* What this task involves: How many lines in the material below contain the word "your"? Answer with the number alone.

* * * * * * * * *

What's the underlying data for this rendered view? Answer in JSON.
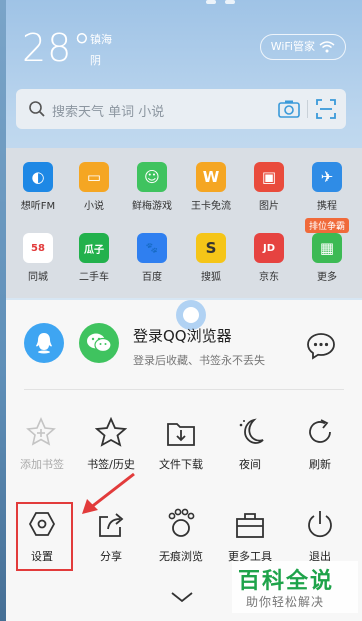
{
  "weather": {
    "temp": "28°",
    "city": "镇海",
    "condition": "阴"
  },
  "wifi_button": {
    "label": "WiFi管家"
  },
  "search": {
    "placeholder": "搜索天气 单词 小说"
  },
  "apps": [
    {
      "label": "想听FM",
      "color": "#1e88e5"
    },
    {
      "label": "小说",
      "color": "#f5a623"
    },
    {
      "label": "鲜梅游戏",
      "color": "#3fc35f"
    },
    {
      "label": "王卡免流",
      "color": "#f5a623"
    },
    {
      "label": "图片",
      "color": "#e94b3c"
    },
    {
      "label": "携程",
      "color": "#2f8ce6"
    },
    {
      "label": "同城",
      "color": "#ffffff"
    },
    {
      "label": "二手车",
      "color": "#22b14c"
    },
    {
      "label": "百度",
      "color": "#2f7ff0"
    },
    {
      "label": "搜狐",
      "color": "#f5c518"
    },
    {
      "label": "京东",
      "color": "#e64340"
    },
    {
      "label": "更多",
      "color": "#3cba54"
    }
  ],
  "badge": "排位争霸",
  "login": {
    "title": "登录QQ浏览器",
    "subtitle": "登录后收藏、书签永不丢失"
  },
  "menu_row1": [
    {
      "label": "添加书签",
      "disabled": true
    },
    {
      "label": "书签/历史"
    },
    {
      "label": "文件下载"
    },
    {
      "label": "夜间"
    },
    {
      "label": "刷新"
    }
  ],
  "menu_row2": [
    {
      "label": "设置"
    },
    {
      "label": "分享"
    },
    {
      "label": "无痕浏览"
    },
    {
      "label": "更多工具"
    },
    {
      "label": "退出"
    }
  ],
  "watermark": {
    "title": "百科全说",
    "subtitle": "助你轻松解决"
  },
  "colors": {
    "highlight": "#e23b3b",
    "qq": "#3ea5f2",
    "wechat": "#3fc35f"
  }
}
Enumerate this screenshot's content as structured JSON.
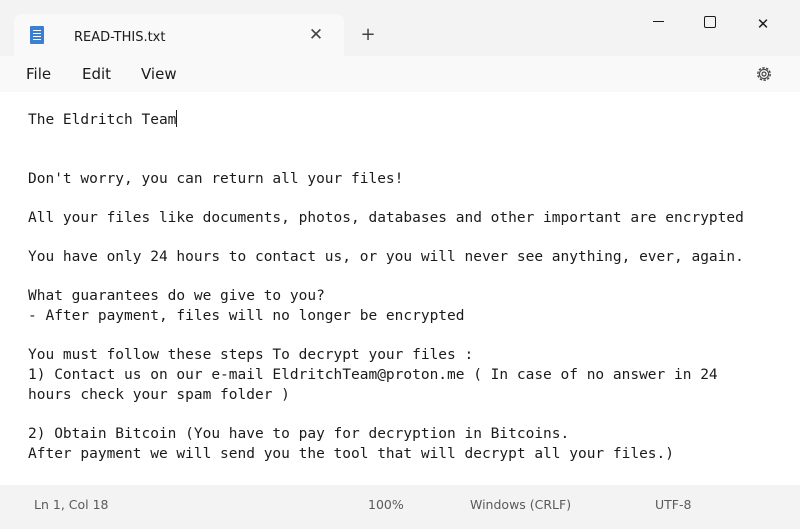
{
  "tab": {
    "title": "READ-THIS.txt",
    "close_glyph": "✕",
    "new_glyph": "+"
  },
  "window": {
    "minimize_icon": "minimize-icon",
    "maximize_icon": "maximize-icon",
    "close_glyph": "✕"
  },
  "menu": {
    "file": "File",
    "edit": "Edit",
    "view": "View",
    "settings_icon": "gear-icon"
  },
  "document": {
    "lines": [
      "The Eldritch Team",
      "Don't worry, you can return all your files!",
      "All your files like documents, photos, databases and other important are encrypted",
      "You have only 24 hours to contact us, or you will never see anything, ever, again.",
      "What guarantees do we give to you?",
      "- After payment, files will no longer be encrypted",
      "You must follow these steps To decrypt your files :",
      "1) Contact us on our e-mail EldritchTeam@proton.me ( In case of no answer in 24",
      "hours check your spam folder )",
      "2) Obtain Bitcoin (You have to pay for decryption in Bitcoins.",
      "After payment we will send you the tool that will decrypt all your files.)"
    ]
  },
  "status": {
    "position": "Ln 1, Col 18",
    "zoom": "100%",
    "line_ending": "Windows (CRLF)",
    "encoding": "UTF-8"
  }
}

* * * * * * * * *

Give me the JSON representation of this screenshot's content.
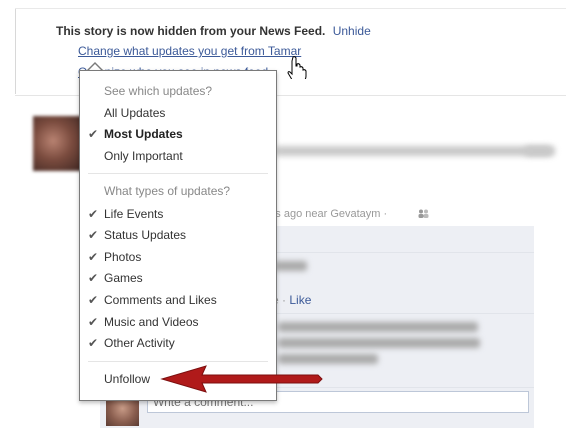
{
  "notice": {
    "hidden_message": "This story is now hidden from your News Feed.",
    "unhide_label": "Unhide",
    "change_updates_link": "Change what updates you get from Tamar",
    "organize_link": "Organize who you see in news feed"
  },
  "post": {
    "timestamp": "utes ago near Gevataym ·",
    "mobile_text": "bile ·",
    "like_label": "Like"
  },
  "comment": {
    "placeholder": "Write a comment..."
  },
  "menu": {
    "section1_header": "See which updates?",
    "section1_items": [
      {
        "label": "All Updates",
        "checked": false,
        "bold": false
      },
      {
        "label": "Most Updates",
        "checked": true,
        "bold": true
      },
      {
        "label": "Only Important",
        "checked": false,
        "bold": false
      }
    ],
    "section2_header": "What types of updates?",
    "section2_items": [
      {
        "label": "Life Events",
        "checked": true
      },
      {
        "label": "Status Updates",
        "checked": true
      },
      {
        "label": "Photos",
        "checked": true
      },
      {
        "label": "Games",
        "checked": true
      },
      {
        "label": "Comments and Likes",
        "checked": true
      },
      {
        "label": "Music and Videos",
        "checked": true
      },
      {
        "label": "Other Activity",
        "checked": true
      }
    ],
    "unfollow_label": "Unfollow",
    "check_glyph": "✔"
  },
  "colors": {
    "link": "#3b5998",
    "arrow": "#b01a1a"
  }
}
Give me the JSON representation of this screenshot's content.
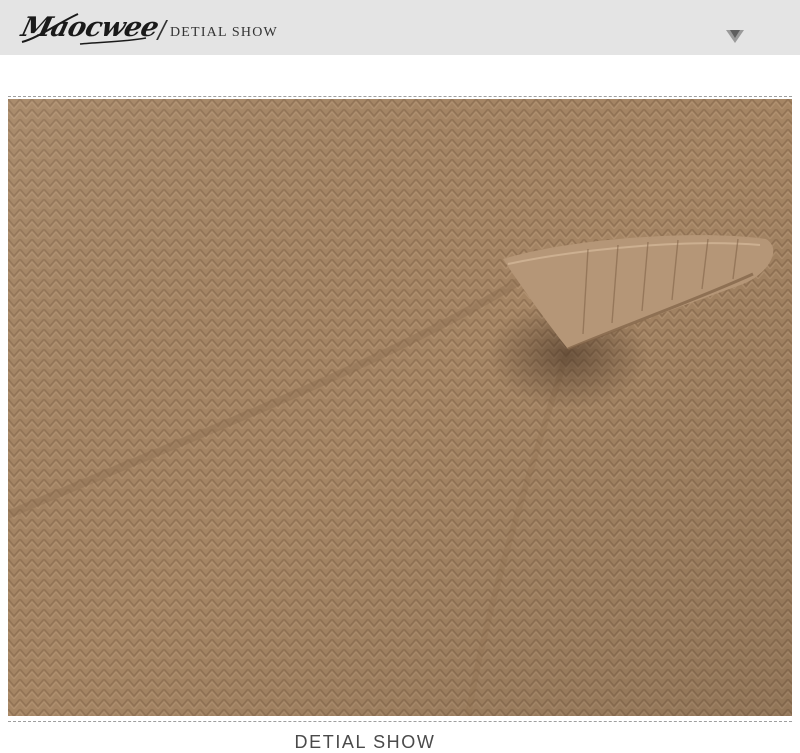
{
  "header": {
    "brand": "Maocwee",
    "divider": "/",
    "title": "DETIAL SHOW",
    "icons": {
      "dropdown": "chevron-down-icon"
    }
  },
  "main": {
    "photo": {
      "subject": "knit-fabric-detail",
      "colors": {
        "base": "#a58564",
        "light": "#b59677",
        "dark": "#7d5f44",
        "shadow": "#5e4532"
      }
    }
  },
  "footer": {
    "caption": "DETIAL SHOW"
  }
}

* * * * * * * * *

* Response to the task: 6